Rounding out the top five, Hotel Transylvania 3 will likely manage another strong hold around 45% or lower for a weekend gross between $12 and $13 million, while the rest of the box office will likely remain mostly the same as the previous weeks. If Ant-Man & The Wasp continues on its Solo-like trajectory, a drop around 35% is to be expected for a gross of approximately $10 million in sixth place. Incredibles 2 and Jurassic World: Fallen Kingdom will reunite after having had Skyscraper come between them last week. Both will likely sport drops in the 30%‘s translating to grosses between $7-$8 million with Incredibles 2 taking the seventh place spot and Fallen Kingdom taking eighth. Skyscraper is likely to see another bigger drop in the 50%‘s for a gross of $5.5 million given the more negative word of mouth surrounding the film, and The First Purge will make its last stop in the top ten before dropping out of tenth place next week.
Both Unfriended: Dark Web and Sorry to Bother You will be dropping out of the top ten for this weekend. After the more lackluster reception of Unfriended commercially. Expect it to fall between 50-60%, if not more, which is typical for a horror film. Sorry to Bother You will likely hold much better given not only thanks to its more favorable critical reception but also the fact that Annapurna will continue to expand its release into more theaters. Expect a possible drop similar to last week, around 30-35% for a gross between $1.5-$2 million placing it outside the top ten. In the specialty market, there look to be no major releases, although new release Puzzle is getting a surprising amount of attention for actress Kelly Macdonald’s performance.
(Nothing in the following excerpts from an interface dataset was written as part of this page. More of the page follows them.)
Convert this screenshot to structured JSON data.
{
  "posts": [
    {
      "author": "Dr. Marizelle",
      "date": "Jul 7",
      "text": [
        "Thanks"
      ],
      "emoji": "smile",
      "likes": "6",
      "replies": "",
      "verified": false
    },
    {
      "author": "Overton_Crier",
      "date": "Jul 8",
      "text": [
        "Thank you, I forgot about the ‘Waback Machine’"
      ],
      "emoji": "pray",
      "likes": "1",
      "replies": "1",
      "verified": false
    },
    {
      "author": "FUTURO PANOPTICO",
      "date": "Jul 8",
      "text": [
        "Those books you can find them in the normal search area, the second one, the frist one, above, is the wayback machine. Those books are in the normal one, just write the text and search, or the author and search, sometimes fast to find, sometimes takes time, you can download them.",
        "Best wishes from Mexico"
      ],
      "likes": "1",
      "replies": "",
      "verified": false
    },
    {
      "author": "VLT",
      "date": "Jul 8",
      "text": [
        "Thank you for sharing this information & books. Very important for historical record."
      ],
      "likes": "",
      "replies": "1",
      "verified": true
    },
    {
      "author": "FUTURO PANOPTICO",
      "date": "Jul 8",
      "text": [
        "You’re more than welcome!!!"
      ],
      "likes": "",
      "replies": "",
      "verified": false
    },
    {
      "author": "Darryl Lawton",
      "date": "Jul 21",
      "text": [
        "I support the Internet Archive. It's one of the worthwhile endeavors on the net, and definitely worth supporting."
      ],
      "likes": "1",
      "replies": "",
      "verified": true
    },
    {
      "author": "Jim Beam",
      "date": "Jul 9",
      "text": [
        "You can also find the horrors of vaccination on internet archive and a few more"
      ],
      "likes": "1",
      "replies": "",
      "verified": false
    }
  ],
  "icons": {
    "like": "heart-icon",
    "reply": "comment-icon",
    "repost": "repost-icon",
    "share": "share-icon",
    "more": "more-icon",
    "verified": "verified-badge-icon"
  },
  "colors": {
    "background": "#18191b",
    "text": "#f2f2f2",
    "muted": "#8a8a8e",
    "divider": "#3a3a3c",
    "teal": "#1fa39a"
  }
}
Given that its distributor, Sony Pictures Classics, has a solid track record with awards season, keep an eye out for the film as it be the potential start of a small oscar campaign for the typically underrated Macdonald if the movie can score a solid per-theater-average gross (may in the $30,000‘s if it is lucky).
(Box Office Data taken from BoxOfficeMojo.com, Deadline.com, and Box Office Pro)